◆ DATA SUPPLIED
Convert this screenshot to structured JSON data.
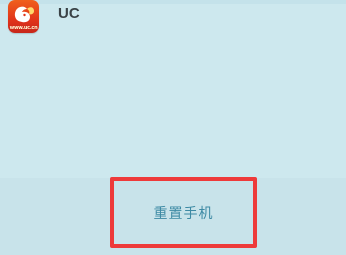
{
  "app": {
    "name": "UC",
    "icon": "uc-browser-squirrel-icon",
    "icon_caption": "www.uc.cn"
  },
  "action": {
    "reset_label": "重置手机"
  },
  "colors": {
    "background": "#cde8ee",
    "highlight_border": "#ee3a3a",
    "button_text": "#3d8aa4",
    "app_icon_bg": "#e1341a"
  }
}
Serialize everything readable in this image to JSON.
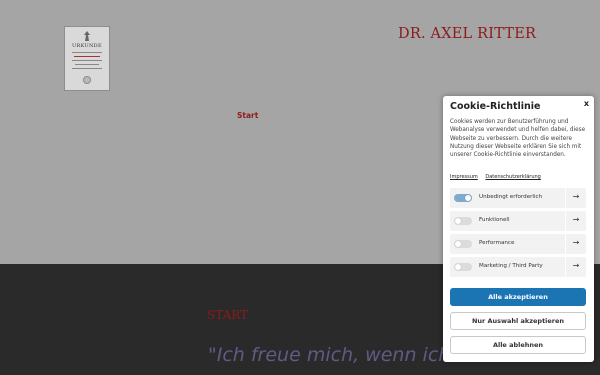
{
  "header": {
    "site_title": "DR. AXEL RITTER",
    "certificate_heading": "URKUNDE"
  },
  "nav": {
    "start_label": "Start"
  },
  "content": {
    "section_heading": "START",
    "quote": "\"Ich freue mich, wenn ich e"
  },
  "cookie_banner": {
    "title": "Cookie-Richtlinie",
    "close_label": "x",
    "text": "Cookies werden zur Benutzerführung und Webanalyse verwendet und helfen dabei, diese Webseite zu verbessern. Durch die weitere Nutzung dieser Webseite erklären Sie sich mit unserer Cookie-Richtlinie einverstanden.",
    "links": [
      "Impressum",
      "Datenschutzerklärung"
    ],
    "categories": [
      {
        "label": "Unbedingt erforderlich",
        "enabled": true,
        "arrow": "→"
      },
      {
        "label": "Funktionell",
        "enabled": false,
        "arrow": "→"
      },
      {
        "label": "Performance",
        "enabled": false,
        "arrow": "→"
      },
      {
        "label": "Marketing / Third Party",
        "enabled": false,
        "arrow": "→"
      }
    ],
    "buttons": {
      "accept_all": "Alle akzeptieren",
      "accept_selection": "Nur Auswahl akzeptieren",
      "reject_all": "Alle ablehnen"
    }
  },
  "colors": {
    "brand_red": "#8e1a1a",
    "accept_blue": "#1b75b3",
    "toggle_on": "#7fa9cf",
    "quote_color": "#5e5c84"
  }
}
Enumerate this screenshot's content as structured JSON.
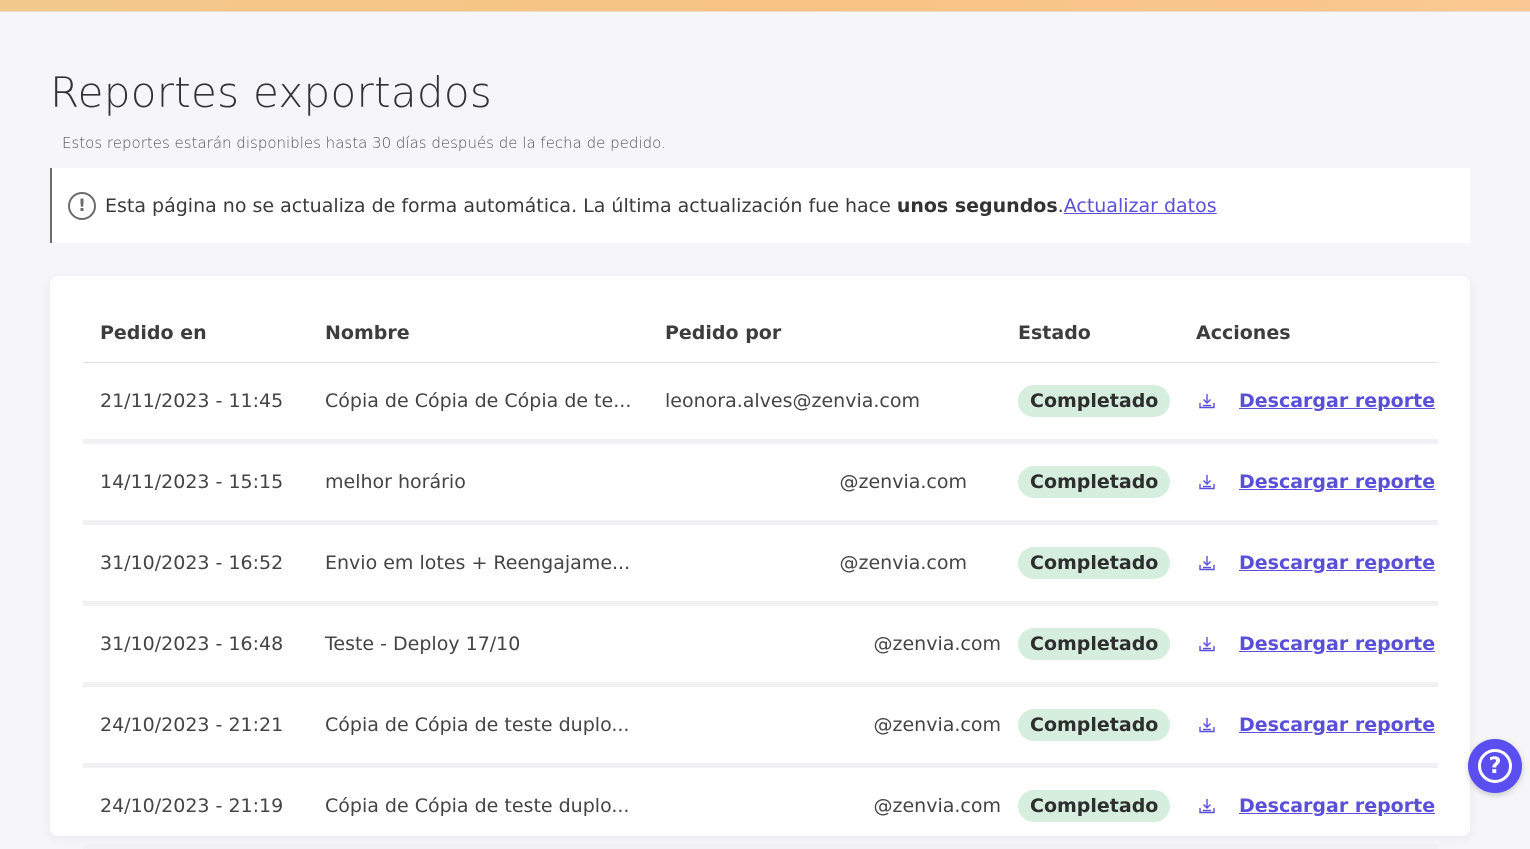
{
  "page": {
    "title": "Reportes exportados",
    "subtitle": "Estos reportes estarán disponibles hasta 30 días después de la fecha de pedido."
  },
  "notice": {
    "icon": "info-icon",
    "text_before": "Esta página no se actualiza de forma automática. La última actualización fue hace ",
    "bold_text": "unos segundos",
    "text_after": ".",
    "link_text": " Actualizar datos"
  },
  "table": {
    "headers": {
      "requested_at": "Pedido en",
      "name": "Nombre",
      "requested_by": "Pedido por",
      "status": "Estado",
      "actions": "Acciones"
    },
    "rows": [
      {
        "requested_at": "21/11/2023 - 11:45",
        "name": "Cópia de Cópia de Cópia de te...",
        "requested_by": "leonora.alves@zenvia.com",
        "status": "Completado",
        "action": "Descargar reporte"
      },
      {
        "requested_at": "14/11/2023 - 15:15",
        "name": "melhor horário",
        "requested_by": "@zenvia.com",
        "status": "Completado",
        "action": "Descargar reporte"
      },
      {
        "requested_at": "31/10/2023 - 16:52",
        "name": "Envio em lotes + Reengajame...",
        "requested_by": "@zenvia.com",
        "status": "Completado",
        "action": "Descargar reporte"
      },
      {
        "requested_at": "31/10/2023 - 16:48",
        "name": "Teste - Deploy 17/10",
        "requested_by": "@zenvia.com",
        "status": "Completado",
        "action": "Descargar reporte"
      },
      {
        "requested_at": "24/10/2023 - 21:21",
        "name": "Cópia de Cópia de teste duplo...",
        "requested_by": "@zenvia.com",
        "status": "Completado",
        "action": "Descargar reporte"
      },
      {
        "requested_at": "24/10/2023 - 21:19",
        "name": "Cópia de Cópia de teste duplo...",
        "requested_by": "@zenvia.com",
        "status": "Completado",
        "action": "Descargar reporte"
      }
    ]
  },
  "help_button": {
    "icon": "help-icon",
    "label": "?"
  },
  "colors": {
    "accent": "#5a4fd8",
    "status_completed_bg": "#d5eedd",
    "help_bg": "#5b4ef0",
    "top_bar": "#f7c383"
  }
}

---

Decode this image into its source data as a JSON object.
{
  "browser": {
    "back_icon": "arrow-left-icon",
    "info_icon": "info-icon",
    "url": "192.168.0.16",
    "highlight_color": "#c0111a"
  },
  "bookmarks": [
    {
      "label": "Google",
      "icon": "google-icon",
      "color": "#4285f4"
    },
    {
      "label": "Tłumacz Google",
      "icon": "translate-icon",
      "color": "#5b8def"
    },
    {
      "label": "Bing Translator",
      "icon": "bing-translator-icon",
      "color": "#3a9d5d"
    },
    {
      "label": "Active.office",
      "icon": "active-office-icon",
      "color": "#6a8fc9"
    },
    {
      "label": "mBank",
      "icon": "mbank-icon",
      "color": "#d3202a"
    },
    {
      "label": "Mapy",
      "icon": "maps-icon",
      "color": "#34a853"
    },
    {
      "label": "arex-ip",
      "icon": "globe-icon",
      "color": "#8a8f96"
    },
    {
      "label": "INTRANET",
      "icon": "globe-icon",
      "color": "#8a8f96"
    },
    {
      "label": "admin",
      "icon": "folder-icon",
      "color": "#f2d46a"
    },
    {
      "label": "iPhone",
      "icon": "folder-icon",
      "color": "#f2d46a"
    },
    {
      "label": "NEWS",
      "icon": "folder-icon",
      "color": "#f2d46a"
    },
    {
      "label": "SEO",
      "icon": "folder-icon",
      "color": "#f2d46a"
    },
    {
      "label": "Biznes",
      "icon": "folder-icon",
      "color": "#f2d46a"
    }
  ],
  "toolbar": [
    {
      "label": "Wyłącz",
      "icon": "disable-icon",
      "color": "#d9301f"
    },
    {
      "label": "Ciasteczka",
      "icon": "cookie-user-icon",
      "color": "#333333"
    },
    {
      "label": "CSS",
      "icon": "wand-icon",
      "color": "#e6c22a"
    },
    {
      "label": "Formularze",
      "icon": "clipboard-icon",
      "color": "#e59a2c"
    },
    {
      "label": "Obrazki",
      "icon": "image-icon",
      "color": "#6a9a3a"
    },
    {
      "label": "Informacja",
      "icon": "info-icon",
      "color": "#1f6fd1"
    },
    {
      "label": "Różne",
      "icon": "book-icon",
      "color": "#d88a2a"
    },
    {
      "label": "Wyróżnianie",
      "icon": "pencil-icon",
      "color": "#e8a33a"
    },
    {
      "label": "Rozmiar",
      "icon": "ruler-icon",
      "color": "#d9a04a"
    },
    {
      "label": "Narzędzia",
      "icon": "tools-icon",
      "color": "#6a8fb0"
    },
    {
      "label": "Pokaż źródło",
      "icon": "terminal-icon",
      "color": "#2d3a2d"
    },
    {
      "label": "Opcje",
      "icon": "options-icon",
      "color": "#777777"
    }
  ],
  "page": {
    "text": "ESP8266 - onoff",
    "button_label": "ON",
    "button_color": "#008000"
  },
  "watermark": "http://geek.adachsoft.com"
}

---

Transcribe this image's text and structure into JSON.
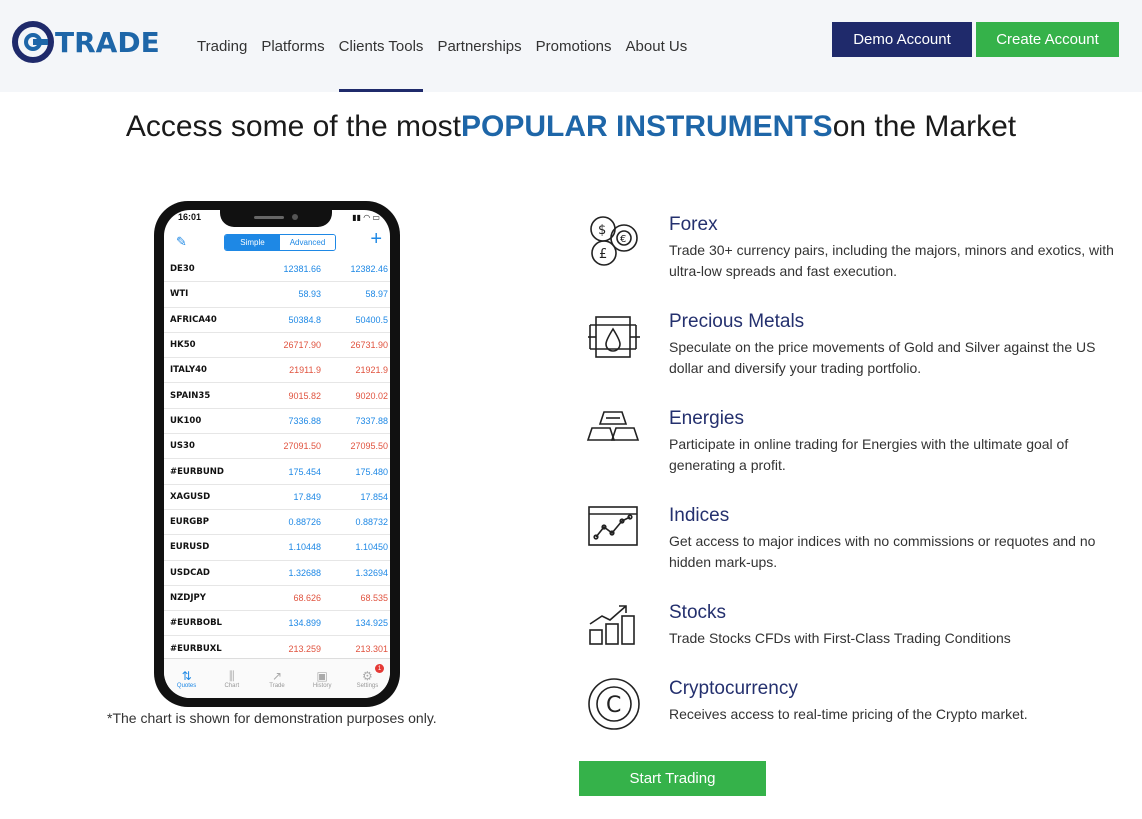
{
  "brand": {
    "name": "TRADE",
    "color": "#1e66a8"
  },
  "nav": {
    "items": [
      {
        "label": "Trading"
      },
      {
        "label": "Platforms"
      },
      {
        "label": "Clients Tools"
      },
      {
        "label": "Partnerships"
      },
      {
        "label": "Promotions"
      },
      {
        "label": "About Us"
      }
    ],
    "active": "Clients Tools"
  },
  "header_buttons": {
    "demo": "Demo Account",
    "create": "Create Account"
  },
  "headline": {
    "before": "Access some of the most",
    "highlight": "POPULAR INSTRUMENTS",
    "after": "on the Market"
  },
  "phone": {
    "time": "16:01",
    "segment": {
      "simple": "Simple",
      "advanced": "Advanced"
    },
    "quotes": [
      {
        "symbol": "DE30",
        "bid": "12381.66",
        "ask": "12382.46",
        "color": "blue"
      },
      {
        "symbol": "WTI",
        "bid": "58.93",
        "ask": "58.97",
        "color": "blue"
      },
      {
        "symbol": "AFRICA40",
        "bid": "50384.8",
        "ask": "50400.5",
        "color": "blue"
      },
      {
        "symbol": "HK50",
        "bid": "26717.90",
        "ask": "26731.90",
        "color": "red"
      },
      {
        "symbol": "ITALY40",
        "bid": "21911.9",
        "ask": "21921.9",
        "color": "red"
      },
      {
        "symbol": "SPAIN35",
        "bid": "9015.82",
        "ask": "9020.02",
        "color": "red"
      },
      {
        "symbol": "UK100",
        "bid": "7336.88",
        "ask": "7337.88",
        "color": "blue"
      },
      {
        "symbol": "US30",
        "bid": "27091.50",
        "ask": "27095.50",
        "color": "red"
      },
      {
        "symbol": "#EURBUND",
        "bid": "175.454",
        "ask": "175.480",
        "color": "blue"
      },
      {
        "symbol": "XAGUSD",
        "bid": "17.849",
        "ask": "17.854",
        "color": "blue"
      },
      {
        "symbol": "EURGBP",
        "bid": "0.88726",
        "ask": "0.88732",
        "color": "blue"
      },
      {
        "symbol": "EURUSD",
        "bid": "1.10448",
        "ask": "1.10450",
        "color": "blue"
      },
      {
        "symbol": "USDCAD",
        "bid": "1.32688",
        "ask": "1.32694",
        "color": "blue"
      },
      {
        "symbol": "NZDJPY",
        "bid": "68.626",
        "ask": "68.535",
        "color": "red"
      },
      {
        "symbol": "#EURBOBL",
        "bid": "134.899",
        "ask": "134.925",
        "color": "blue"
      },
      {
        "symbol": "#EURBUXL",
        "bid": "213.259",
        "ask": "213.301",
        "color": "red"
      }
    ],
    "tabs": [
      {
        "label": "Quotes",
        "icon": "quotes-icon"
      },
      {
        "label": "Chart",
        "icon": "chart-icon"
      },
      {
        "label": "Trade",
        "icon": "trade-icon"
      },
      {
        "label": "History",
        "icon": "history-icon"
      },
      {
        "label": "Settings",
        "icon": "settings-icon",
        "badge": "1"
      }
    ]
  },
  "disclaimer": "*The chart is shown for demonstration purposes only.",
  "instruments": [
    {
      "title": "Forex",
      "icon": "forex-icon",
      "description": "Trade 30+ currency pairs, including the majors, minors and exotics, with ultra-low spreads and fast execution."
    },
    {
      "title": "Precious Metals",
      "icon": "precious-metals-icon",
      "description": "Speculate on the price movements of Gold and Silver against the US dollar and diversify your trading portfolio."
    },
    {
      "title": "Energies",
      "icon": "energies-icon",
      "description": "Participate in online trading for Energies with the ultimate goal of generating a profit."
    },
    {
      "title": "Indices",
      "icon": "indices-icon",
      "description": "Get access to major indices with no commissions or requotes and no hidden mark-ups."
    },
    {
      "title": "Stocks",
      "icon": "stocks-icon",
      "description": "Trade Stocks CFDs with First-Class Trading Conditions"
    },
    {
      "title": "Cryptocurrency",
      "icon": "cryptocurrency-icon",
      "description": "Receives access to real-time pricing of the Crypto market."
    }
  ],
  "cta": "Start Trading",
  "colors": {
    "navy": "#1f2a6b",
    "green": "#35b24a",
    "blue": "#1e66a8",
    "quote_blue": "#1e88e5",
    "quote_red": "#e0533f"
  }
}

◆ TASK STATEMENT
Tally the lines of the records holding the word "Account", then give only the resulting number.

◆ ANSWER SPACE
2